▸ **AIM OF THE TASK**
Count the lines below in which "thumbnail" appears, then give that number by itself.
*** Opening of EXERCISE DATA ***
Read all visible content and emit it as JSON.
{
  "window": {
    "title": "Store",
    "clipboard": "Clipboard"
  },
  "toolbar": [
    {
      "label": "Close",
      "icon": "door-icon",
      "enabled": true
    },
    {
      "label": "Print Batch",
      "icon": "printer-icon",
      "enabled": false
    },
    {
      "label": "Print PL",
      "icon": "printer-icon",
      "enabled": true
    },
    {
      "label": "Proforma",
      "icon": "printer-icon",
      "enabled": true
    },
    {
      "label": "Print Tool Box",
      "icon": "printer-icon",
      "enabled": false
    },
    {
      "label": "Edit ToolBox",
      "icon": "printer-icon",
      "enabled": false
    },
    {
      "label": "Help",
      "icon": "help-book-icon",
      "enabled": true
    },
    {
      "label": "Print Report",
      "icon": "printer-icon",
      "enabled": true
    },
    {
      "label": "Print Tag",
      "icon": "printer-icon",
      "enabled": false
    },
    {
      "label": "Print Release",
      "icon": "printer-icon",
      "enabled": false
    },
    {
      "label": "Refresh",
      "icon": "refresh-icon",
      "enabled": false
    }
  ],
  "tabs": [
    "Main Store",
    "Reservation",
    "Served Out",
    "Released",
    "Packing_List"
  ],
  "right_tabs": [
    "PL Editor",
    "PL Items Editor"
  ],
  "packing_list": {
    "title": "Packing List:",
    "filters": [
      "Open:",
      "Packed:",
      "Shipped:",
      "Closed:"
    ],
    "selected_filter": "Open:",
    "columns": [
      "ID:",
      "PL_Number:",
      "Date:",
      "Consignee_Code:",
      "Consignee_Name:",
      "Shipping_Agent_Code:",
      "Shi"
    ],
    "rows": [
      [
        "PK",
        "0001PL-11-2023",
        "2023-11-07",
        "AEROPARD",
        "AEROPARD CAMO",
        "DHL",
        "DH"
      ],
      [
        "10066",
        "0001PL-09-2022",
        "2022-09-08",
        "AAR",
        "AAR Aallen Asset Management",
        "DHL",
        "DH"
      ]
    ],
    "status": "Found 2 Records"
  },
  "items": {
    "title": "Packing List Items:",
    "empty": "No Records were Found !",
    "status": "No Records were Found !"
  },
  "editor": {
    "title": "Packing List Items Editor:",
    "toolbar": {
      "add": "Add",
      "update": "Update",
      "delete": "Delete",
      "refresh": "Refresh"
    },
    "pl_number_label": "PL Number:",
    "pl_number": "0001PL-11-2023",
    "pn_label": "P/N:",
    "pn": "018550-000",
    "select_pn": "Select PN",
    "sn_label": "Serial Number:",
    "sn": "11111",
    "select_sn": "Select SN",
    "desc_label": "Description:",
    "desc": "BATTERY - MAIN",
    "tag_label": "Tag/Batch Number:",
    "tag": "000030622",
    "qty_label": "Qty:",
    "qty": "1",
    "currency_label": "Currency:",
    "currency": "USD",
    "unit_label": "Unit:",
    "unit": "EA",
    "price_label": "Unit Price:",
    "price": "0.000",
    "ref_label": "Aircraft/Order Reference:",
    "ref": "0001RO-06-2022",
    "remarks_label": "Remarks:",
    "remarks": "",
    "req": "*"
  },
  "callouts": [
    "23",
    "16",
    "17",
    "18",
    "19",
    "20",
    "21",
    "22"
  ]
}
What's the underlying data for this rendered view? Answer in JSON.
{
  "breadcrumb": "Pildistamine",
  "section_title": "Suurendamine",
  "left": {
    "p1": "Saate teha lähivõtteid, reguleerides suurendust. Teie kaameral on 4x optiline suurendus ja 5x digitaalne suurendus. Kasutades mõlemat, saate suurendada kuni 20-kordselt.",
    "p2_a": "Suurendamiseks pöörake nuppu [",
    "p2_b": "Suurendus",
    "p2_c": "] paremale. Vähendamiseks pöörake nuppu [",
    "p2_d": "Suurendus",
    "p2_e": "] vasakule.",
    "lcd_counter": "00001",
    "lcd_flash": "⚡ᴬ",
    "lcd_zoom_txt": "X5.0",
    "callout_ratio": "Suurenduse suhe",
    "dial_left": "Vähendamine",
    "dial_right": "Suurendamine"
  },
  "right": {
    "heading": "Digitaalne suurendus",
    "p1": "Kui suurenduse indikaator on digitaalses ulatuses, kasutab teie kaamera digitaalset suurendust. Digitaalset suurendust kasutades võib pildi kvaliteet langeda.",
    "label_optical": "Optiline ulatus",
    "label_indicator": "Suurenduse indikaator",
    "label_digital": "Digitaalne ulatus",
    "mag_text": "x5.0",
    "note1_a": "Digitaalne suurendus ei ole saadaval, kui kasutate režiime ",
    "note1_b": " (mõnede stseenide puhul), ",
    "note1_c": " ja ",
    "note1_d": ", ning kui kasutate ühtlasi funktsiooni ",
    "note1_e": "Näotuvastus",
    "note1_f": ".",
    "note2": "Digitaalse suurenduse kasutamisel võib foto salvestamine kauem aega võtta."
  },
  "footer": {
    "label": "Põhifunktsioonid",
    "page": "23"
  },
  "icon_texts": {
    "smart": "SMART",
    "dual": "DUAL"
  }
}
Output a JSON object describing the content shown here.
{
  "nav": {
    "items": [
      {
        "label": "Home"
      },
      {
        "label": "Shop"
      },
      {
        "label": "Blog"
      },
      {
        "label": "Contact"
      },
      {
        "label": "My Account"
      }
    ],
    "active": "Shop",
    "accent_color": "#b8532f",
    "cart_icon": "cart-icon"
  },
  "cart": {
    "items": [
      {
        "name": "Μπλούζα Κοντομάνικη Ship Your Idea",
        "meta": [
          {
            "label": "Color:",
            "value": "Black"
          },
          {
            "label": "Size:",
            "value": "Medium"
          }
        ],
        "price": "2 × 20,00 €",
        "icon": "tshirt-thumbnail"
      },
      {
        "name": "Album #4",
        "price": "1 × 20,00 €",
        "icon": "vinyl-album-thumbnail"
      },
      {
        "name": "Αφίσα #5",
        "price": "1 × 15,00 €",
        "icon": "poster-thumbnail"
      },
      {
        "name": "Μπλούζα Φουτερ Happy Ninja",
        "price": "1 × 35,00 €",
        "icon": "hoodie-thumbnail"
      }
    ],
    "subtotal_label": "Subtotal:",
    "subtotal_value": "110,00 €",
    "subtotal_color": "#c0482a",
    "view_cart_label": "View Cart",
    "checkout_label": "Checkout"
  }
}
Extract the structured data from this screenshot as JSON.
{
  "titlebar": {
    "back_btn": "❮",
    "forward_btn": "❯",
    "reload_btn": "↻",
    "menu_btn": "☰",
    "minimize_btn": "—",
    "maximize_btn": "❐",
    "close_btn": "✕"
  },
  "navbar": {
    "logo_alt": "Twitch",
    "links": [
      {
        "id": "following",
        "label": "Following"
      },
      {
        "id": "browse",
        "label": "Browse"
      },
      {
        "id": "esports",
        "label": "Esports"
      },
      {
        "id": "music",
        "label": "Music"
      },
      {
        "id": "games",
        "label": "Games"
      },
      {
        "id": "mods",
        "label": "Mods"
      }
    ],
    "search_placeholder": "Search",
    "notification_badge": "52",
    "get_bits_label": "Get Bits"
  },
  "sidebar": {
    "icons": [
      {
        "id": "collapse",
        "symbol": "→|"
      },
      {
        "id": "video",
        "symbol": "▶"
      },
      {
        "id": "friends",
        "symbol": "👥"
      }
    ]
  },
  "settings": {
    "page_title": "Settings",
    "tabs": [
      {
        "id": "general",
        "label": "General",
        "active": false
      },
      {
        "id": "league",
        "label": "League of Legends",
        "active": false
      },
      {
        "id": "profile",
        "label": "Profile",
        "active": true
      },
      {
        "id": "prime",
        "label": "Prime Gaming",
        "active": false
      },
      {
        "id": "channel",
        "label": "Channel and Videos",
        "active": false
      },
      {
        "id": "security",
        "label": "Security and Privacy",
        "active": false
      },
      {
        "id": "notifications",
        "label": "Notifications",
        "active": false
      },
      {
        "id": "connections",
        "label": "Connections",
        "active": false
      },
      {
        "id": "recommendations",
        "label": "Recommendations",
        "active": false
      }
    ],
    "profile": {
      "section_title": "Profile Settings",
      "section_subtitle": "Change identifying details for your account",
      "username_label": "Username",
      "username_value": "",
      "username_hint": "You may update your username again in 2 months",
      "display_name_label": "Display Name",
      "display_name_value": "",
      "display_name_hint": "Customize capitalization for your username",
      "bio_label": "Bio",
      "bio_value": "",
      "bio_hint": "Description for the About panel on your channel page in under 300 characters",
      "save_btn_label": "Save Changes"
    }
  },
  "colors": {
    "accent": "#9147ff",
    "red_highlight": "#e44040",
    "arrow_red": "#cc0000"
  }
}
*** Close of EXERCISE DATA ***
▸ **ANSWER BOX**
4